───── WORKING DATA ─────

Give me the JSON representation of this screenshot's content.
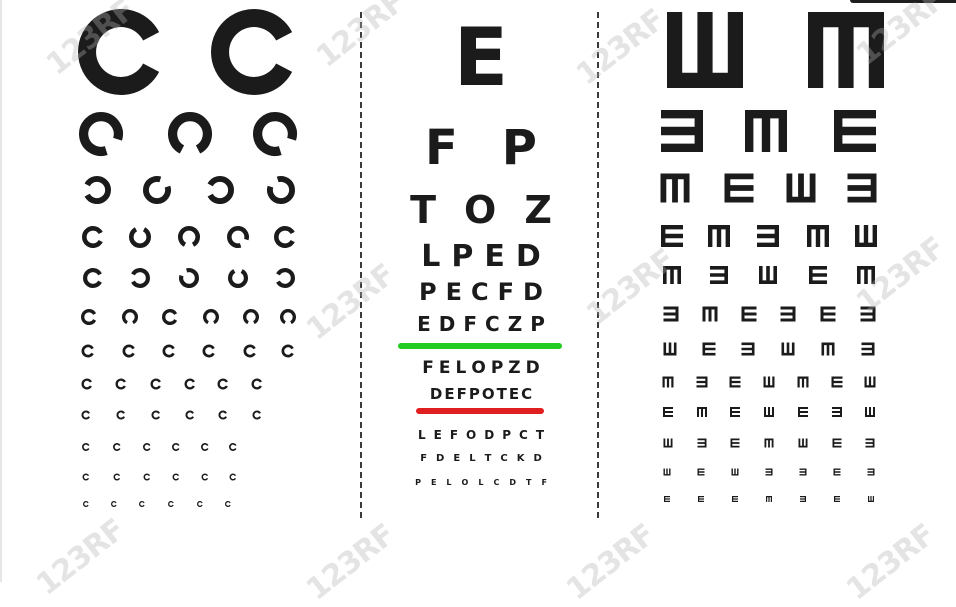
{
  "colors": {
    "optotype": "#1b1b1b",
    "green_line": "#22cc22",
    "red_line": "#e02020",
    "divider": "#3a3a3a",
    "watermark": "#b4b4b4"
  },
  "landolt_chart": {
    "icon": "landolt-c-icon",
    "rows": [
      [
        "right",
        "right"
      ],
      [
        "down-right",
        "down",
        "down-right"
      ],
      [
        "left",
        "up-right",
        "left",
        "up-left"
      ],
      [
        "right",
        "up",
        "down",
        "down-right",
        "right"
      ],
      [
        "right",
        "left",
        "up-left",
        "up",
        "left"
      ],
      [
        "right",
        "down",
        "right",
        "down",
        "down",
        "down"
      ],
      [
        "right",
        "right",
        "right",
        "right",
        "right",
        "right"
      ],
      [
        "right",
        "right",
        "right",
        "right",
        "right",
        "right"
      ],
      [
        "right",
        "right",
        "right",
        "right",
        "right",
        "right"
      ],
      [
        "right",
        "right",
        "right",
        "right",
        "right",
        "right"
      ],
      [
        "right",
        "right",
        "right",
        "right",
        "right",
        "right"
      ],
      [
        "right",
        "right",
        "right",
        "right",
        "right",
        "right"
      ]
    ]
  },
  "snellen_chart": {
    "rows": [
      "E",
      "FP",
      "TOZ",
      "LPED",
      "PECFD",
      "EDFCZP",
      "FELOPZD",
      "DEFPOTEC",
      "LEFODPCT",
      "FDELTCKD",
      "PELOLCDTF"
    ]
  },
  "tumbling_e_chart": {
    "icon": "tumbling-e-icon",
    "rows": [
      [
        "up",
        "down"
      ],
      [
        "left",
        "down",
        "right"
      ],
      [
        "down",
        "right",
        "up",
        "left"
      ],
      [
        "right",
        "down",
        "left",
        "down",
        "up"
      ],
      [
        "down",
        "left",
        "up",
        "right",
        "down"
      ],
      [
        "left",
        "down",
        "right",
        "left",
        "right",
        "left"
      ],
      [
        "up",
        "right",
        "left",
        "up",
        "down",
        "left"
      ],
      [
        "down",
        "left",
        "right",
        "up",
        "down",
        "right",
        "up"
      ],
      [
        "right",
        "down",
        "right",
        "up",
        "right",
        "left",
        "up"
      ],
      [
        "up",
        "left",
        "right",
        "down",
        "up",
        "right",
        "left"
      ],
      [
        "up",
        "right",
        "up",
        "left",
        "left",
        "right",
        "left"
      ],
      [
        "right",
        "right",
        "right",
        "down",
        "left",
        "right",
        "up"
      ]
    ]
  },
  "watermark": {
    "text": "123RF",
    "icon": "camera-aperture-icon"
  }
}
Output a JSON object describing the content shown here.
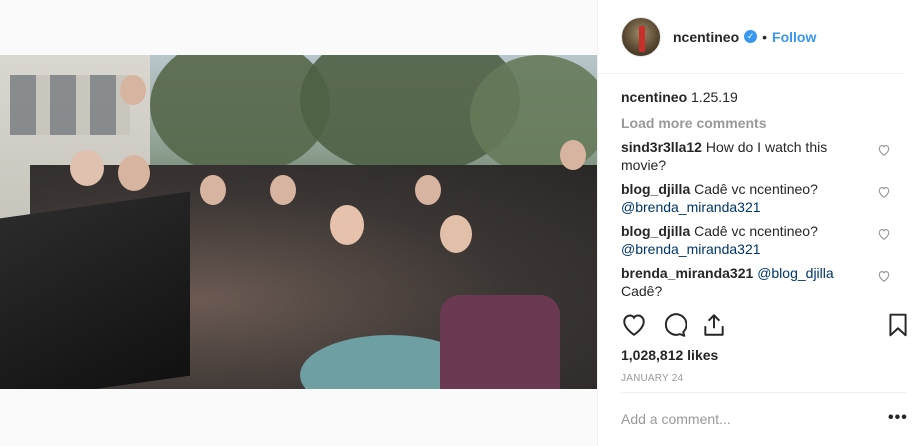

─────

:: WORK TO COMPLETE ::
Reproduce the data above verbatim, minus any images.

:: SOLUTION TO THIS EXERCISE ::
Give me the JSON representation of this screenshot's content.
{
  "colors": {
    "optotype": "#1b1b1b",
    "green_line": "#22cc22",
    "red_line": "#e02020",
    "divider": "#3a3a3a",
    "watermark": "#b4b4b4"
  },
  "landolt_chart": {
    "icon": "landolt-c-icon",
    "rows": [
      [
        "right",
        "right"
      ],
      [
        "down-right",
        "down",
        "down-right"
      ],
      [
        "left",
        "up-right",
        "left",
        "up-left"
      ],
      [
        "right",
        "up",
        "down",
        "down-right",
        "right"
      ],
      [
        "right",
        "left",
        "up-left",
        "up",
        "left"
      ],
      [
        "right",
        "down",
        "right",
        "down",
        "down",
        "down"
      ],
      [
        "right",
        "right",
        "right",
        "right",
        "right",
        "right"
      ],
      [
        "right",
        "right",
        "right",
        "right",
        "right",
        "right"
      ],
      [
        "right",
        "right",
        "right",
        "right",
        "right",
        "right"
      ],
      [
        "right",
        "right",
        "right",
        "right",
        "right",
        "right"
      ],
      [
        "right",
        "right",
        "right",
        "right",
        "right",
        "right"
      ],
      [
        "right",
        "right",
        "right",
        "right",
        "right",
        "right"
      ]
    ]
  },
  "snellen_chart": {
    "rows": [
      "E",
      "FP",
      "TOZ",
      "LPED",
      "PECFD",
      "EDFCZP",
      "FELOPZD",
      "DEFPOTEC",
      "LEFODPCT",
      "FDELTCKD",
      "PELOLCDTF"
    ]
  },
  "tumbling_e_chart": {
    "icon": "tumbling-e-icon",
    "rows": [
      [
        "up",
        "down"
      ],
      [
        "left",
        "down",
        "right"
      ],
      [
        "down",
        "right",
        "up",
        "left"
      ],
      [
        "right",
        "down",
        "left",
        "down",
        "up"
      ],
      [
        "down",
        "left",
        "up",
        "right",
        "down"
      ],
      [
        "left",
        "down",
        "right",
        "left",
        "right",
        "left"
      ],
      [
        "up",
        "right",
        "left",
        "up",
        "down",
        "left"
      ],
      [
        "down",
        "left",
        "right",
        "up",
        "down",
        "right",
        "up"
      ],
      [
        "right",
        "down",
        "right",
        "up",
        "right",
        "left",
        "up"
      ],
      [
        "up",
        "left",
        "right",
        "down",
        "up",
        "right",
        "left"
      ],
      [
        "up",
        "right",
        "up",
        "left",
        "left",
        "right",
        "left"
      ],
      [
        "right",
        "right",
        "right",
        "down",
        "left",
        "right",
        "up"
      ]
    ]
  },
  "watermark": {
    "text": "123RF",
    "icon": "camera-aperture-icon"
  }
}
Output a JSON object describing the content shown here.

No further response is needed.